U.S.Trade Representative Michael Froman recently announced that the Obama administration is proceeding with a labor enforcement case against Guatemala. The case arises under the Labor Provisions of the U.S.-Dominican Republic-Central America Free Trade Agreement (“CAFTA-DR”) and is the first case to be litigated under any free trade agreement. The CAFTA-DR is a free trade agreement the United States entered into with five Central American Countries; Costa Rica, El Salvador, Guatemala, Honduras, and Nicaragua and the Dominican Republic. Since its creation, the treaty has been used to create new economic opportunities by opening markets and promoting transparency in the region.

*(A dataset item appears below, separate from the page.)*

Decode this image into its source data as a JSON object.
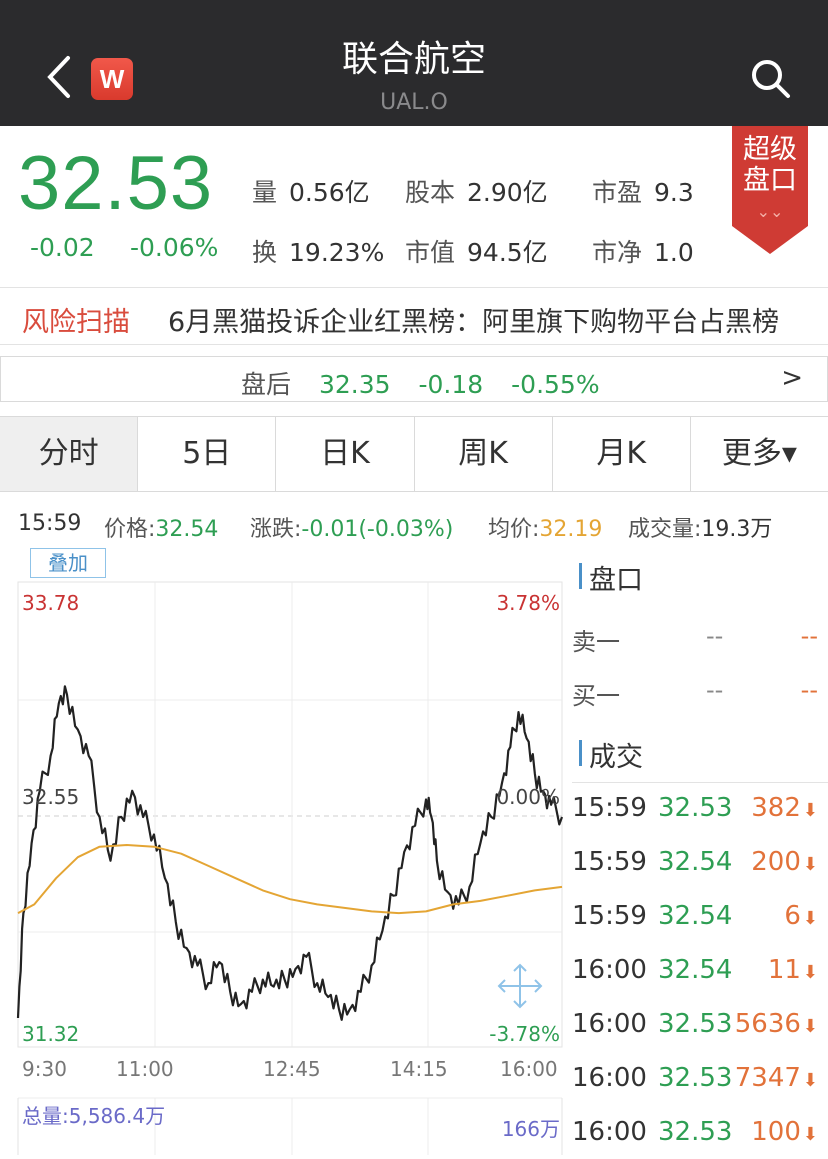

The thrust of this case rests on Chapter 16 of the CAFTA-DR. Chapter 16 outlines the parties shared commitment under the International Labor Organization to ensure internationally recognized labor norms. More specifically, article 16.2 contains an “enforce your own laws” standard: “A party shall not fail to effectively enforce its labor laws, through a sustained or recurring course of action or inaction, in a manner affecting trade between the parties, after the date of entry into force of this Agreement.”
It is apparent the United States has been concerned with the action or inaction of the Guatemala government in implementing its labor laws for a while now. In 2008 AFL-CIO and six Guatemalan labor unions filed a complaint with the U.S. Labor Department alleging that the Guatemalan government was failing to enforce its own labor laws, as required under the trade agreement. Then in 2011, due to Guatemala’s continued and apparent failure to comply with Article 16.2, the United States requested the establishment of an arbitral panel under the CAFTA-DR’s dispute settlement chapter. Soon thereafter, Guatemala and the United States agreed to suspend the arbitral panel in hopes an implementation and enforcement plan would be effective.
Through the Enforcement Plan, Guatemala promised to strength its labor inspections, streamline the process of sanctioning employers, increase labor law compliance by companies, and enforcement by labor court order. Guatemala has since failed to meet the terms of the Enforcement Plan, and therefore, is still in violation of Article 16 of CAFTA-DR. As such, The United States is expected to file a brief for the arbitration panel within four weeks.
This step by the Obama Administration has been applauded by AFL-CIO President Richard Trumka who knows this arbitration could have important implications on the trade agreements currently being negotiated by the United State, such as the Trans-Pacific Partnership (“TPP”) and Transatlantic Trade and Investment Partnership (“TTIP”). Trumka hopes these treaties will include stronger labor protections with mechanisms that are powerful toprotect workers’ rights in a timely manner.
Depending on the outcome of the arbitration, there may be an uptick in arbitral enforcement of treaties, and human rights provisions therein. But is this enough? Trumka’s statements suggest the arbitral panel and provisions of the CAFTA-DR are not strong enough protections for workers under a trade agreement. Is the arbitration a clear enough message to future trade partners that labor rights are fundamental to a trade relationship with the United States? If not, what provisions could be drafted into TPP or TTIP to ensure our future trade partners will meet their obligations and enforce labor rights?